Immigrant frequencies for different assignment scores based on each methodology: a summary comparing the three assignment methodologies based on four assignment thresholds (90, 80, 70, or 60% probability of belonging to a putative population). GC2-RM: GeneClass2, Rannala and Mountain (1997) method; GC2-BL: GeneClass2, Baudouin and Lebrun (2001) method; ONCOR: ONCOR (Kalinowski et al. 2007) method; GC2 + ONCOR: a combination of the three methodologies.
East and West Mediterranean lineage membership of Bluefish caught inside the fish farm. Individual membership to East (in bold text) and West Mediterranean genetic clusters were estimated with STRUCTURE software. The probability of belonging to the East Mediterranean cluster was obtained with three independent assignation methods: GC2-BL: GeneClass2, Baudouin and Lebrun (2001); GC2-RM: GeneClass2, Rannala and Mountain (1997); ONCOR: Oncor Software (Kalinowski et al. 2007). Membership and probability values are given in percent.
This study provides a new perspective on aquaculture effects on the surrounding ecosystem. Aquaculture facilities might have an impact on the phylogeography of wild predators such as Bluefish that are not farmed but are attracted to fish farms. In conclusion, based on genetic assignments of Bluefish caught inside a Spanish Gilthead Seabream farm, we revealed that there is a mixture of East and West Mediterranean lineages inside the farm located in Guardamar in the western Mediterranean Sea. We suggest that marine farms modify the genetic variation of accompanying species at different levels, from local population diversity to phylogeographic scale, especially when prolonged attraction occurs from a long distance, as it seems to happen in the Mediterranean Sea.

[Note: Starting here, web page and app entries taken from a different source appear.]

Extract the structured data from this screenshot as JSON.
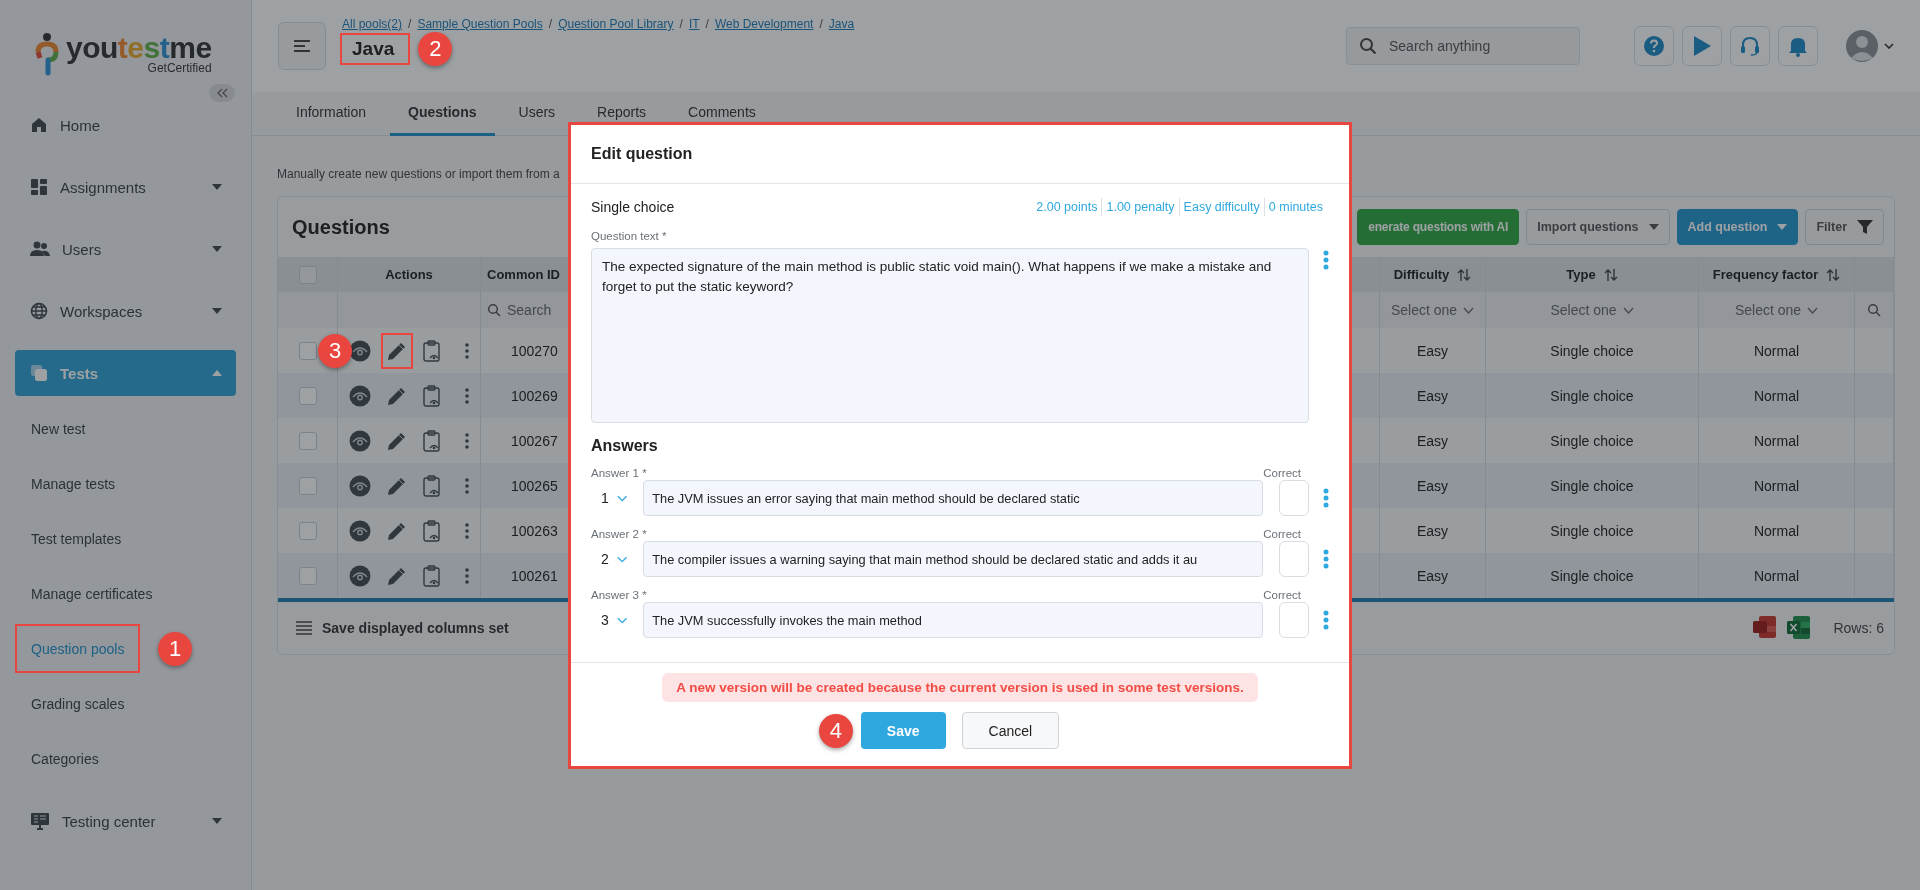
{
  "sidebar": {
    "logo": {
      "name": "youtestme",
      "tagline": "GetCertified"
    },
    "items": [
      {
        "label": "Home",
        "kind": "link",
        "selected": false
      },
      {
        "label": "Assignments",
        "kind": "group",
        "expanded": false,
        "selected": false
      },
      {
        "label": "Users",
        "kind": "group",
        "expanded": false,
        "selected": false
      },
      {
        "label": "Workspaces",
        "kind": "group",
        "expanded": false,
        "selected": false
      },
      {
        "label": "Tests",
        "kind": "group",
        "expanded": true,
        "selected": true,
        "children": [
          {
            "label": "New test",
            "selected": false,
            "highlighted": false
          },
          {
            "label": "Manage tests",
            "selected": false,
            "highlighted": false
          },
          {
            "label": "Test templates",
            "selected": false,
            "highlighted": false
          },
          {
            "label": "Manage certificates",
            "selected": false,
            "highlighted": false
          },
          {
            "label": "Question pools",
            "selected": true,
            "highlighted": true,
            "callout": "1"
          },
          {
            "label": "Grading scales",
            "selected": false,
            "highlighted": false
          },
          {
            "label": "Categories",
            "selected": false,
            "highlighted": false
          }
        ]
      },
      {
        "label": "Testing center",
        "kind": "group",
        "expanded": false,
        "selected": false
      }
    ]
  },
  "header": {
    "breadcrumbs": [
      {
        "label": "All pools(2)"
      },
      {
        "separator": "/",
        "label": "Sample Question Pools"
      },
      {
        "separator": "/",
        "label": "Question Pool Library"
      },
      {
        "separator": "/",
        "label": "IT"
      },
      {
        "separator": "/",
        "label": "Web Development"
      },
      {
        "separator": "/",
        "label": "Java"
      }
    ],
    "title": {
      "text": "Java",
      "highlighted": true,
      "callout": "2"
    },
    "search": {
      "placeholder": "Search anything"
    }
  },
  "tabs": [
    {
      "label": "Information",
      "selected": false
    },
    {
      "label": "Questions",
      "selected": true
    },
    {
      "label": "Users",
      "selected": false
    },
    {
      "label": "Reports",
      "selected": false
    },
    {
      "label": "Comments",
      "selected": false
    }
  ],
  "description": "Manually create new questions or import them from a",
  "questions": {
    "title": "Questions",
    "actions": [
      {
        "label": "enerate questions with AI",
        "kind": "ai"
      },
      {
        "label": "Import questions",
        "kind": "dropdown"
      },
      {
        "label": "Add question",
        "kind": "primary"
      },
      {
        "label": "Filter",
        "kind": "filter"
      }
    ],
    "columns": [
      {
        "kind": "select",
        "checked": false
      },
      {
        "kind": "actions",
        "label": "Actions"
      },
      {
        "kind": "search",
        "label": "Common ID",
        "filter": "Search"
      },
      {
        "kind": "sort",
        "label": "Difficulty",
        "filter": "Select one"
      },
      {
        "kind": "sort",
        "label": "Type",
        "filter": "Select one"
      },
      {
        "kind": "sort",
        "label": "Frequency factor",
        "filter": "Select one"
      },
      {
        "kind": "search-only"
      }
    ],
    "rows": [
      {
        "selected": false,
        "edit_highlighted": true,
        "callout": "3",
        "common_id": "100270",
        "difficulty": "Easy",
        "type": "Single choice",
        "frequency": "Normal"
      },
      {
        "selected": false,
        "edit_highlighted": false,
        "common_id": "100269",
        "difficulty": "Easy",
        "type": "Single choice",
        "frequency": "Normal"
      },
      {
        "selected": false,
        "edit_highlighted": false,
        "common_id": "100267",
        "difficulty": "Easy",
        "type": "Single choice",
        "frequency": "Normal"
      },
      {
        "selected": false,
        "edit_highlighted": false,
        "common_id": "100265",
        "difficulty": "Easy",
        "type": "Single choice",
        "frequency": "Normal"
      },
      {
        "selected": false,
        "edit_highlighted": false,
        "common_id": "100263",
        "difficulty": "Easy",
        "type": "Single choice",
        "frequency": "Normal"
      },
      {
        "selected": false,
        "edit_highlighted": false,
        "common_id": "100261",
        "difficulty": "Easy",
        "type": "Single choice",
        "frequency": "Normal"
      }
    ],
    "footer": {
      "save_columns": "Save displayed columns set",
      "rows": "Rows: 6"
    }
  },
  "modal": {
    "title": "Edit question",
    "highlighted": true,
    "type": "Single choice",
    "meta": [
      "2.00 points",
      "1.00 penalty",
      "Easy difficulty",
      "0 minutes"
    ],
    "question_label": "Question text *",
    "question_text": "The expected signature of the main method is public static void main(). What happens if we make a mistake and forget to put the static keyword?",
    "answers_heading": "Answers",
    "answers": [
      {
        "label": "Answer 1 *",
        "number": "1",
        "correct_label": "Correct",
        "correct": false,
        "text": "The JVM issues an error saying that main method should be declared static"
      },
      {
        "label": "Answer 2 *",
        "number": "2",
        "correct_label": "Correct",
        "correct": false,
        "text": "The compiler issues a warning saying that main method should be declared static and adds it au"
      },
      {
        "label": "Answer 3 *",
        "number": "3",
        "correct_label": "Correct",
        "correct": false,
        "text": "The JVM successfully invokes the main method"
      }
    ],
    "warning": "A new version will be created because the current version is used in some test versions.",
    "buttons": [
      {
        "label": "Save",
        "kind": "primary",
        "callout": "4"
      },
      {
        "label": "Cancel",
        "kind": "secondary"
      }
    ]
  }
}
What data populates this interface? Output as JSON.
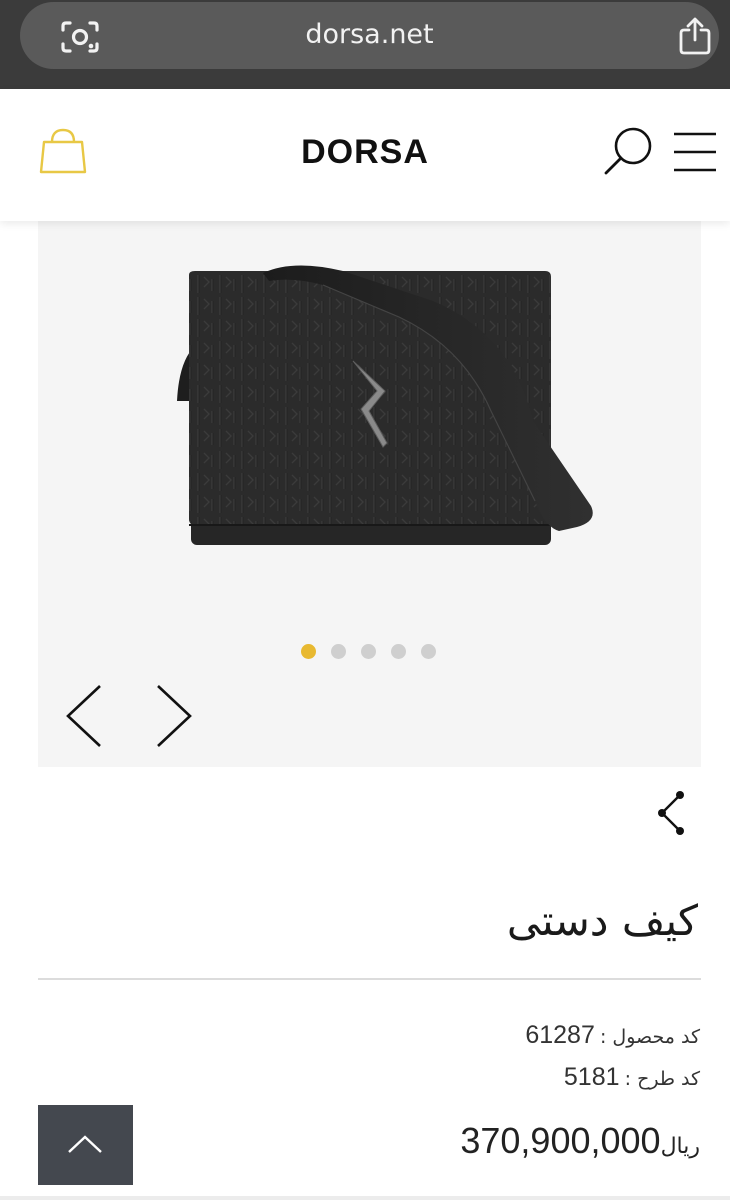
{
  "browser": {
    "url": "dorsa.net",
    "icons": [
      "lens-icon",
      "share-icon"
    ]
  },
  "header": {
    "brand": "DORSA",
    "icons": [
      "shopping-bag-icon",
      "search-icon",
      "hamburger-menu-icon"
    ],
    "accent_color": "#e8c845"
  },
  "gallery": {
    "slide_count": 5,
    "active_slide": 1,
    "active_dot_color": "#e8b931",
    "image_alt": "black embossed leather shoulder bag"
  },
  "product": {
    "title": "کیف دستی",
    "product_code_label": "کد محصول :",
    "product_code": "61287",
    "design_code_label": "کد طرح :",
    "design_code": "5181",
    "price": "370,900,000",
    "currency": "ریال"
  }
}
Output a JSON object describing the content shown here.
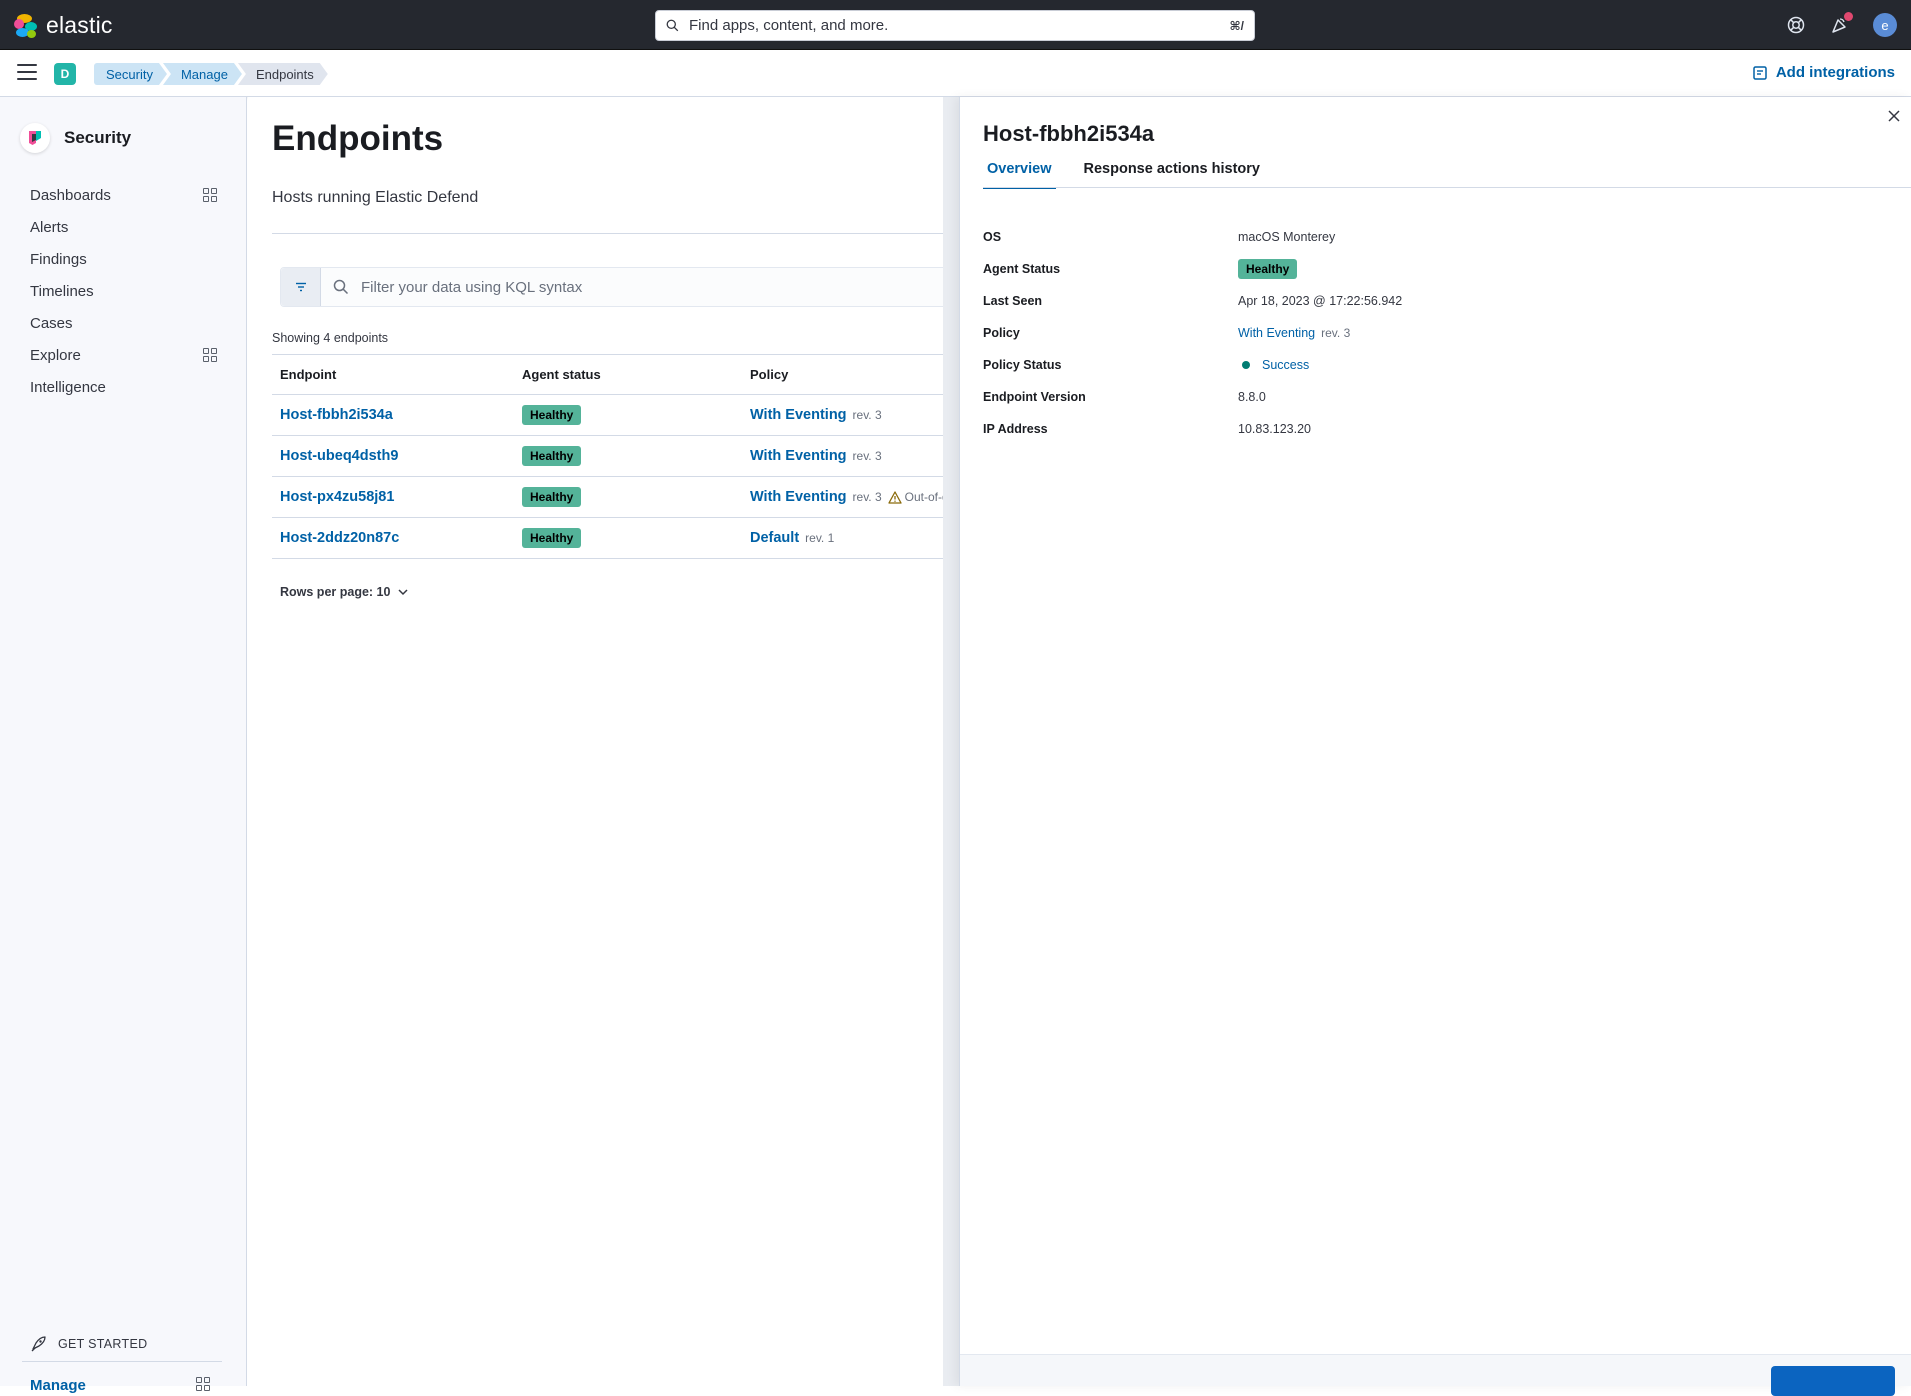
{
  "header": {
    "logo_text": "elastic",
    "search_placeholder": "Find apps, content, and more.",
    "search_shortcut": "⌘/",
    "avatar_initial": "e"
  },
  "subheader": {
    "space_initial": "D",
    "breadcrumbs": [
      "Security",
      "Manage",
      "Endpoints"
    ],
    "add_integrations": "Add integrations"
  },
  "sidenav": {
    "title": "Security",
    "items": [
      {
        "label": "Dashboards",
        "has_grid": true
      },
      {
        "label": "Alerts",
        "has_grid": false
      },
      {
        "label": "Findings",
        "has_grid": false
      },
      {
        "label": "Timelines",
        "has_grid": false
      },
      {
        "label": "Cases",
        "has_grid": false
      },
      {
        "label": "Explore",
        "has_grid": true
      },
      {
        "label": "Intelligence",
        "has_grid": false
      }
    ],
    "get_started": "GET STARTED",
    "manage": "Manage"
  },
  "main": {
    "title": "Endpoints",
    "description": "Hosts running Elastic Defend",
    "query_placeholder": "Filter your data using KQL syntax",
    "showing": "Showing 4 endpoints",
    "columns": [
      "Endpoint",
      "Agent status",
      "Policy"
    ],
    "rows": [
      {
        "endpoint": "Host-fbbh2i534a",
        "status": "Healthy",
        "policy": "With Eventing",
        "rev": "rev. 3",
        "warning": ""
      },
      {
        "endpoint": "Host-ubeq4dsth9",
        "status": "Healthy",
        "policy": "With Eventing",
        "rev": "rev. 3",
        "warning": ""
      },
      {
        "endpoint": "Host-px4zu58j81",
        "status": "Healthy",
        "policy": "With Eventing",
        "rev": "rev. 3",
        "warning": "Out-of-da"
      },
      {
        "endpoint": "Host-2ddz20n87c",
        "status": "Healthy",
        "policy": "Default",
        "rev": "rev. 1",
        "warning": ""
      }
    ],
    "rows_per_page": "Rows per page: 10"
  },
  "flyout": {
    "title": "Host-fbbh2i534a",
    "tabs": [
      "Overview",
      "Response actions history"
    ],
    "details": {
      "os_label": "OS",
      "os_value": "macOS Monterey",
      "agent_status_label": "Agent Status",
      "agent_status_value": "Healthy",
      "last_seen_label": "Last Seen",
      "last_seen_value": "Apr 18, 2023 @ 17:22:56.942",
      "policy_label": "Policy",
      "policy_value": "With Eventing",
      "policy_rev": "rev. 3",
      "policy_status_label": "Policy Status",
      "policy_status_value": "Success",
      "endpoint_version_label": "Endpoint Version",
      "endpoint_version_value": "8.8.0",
      "ip_label": "IP Address",
      "ip_value": "10.83.123.20"
    }
  },
  "colors": {
    "header_bg": "#25282f",
    "link": "#0061a6",
    "healthy_badge": "#54b399",
    "success_dot": "#017d73",
    "space_badge": "#22b5a8"
  }
}
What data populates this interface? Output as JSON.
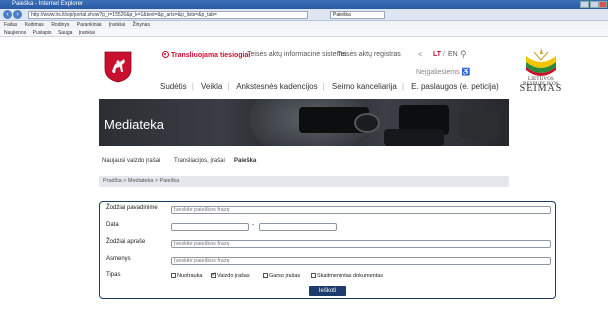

We are very grateful to T. Ceyhan for providing the Bluefish samples from Turkey. The study was supported by the MICINN CGL-2009-08279 Grant (Spain) and the Asturian Grant GRUPIN2014-093. Laura Miralles held a PCTI Grant from the Asturias Regional Government, referenced BP 10-004. This is a contribution from the Marine Observatory of Asturias.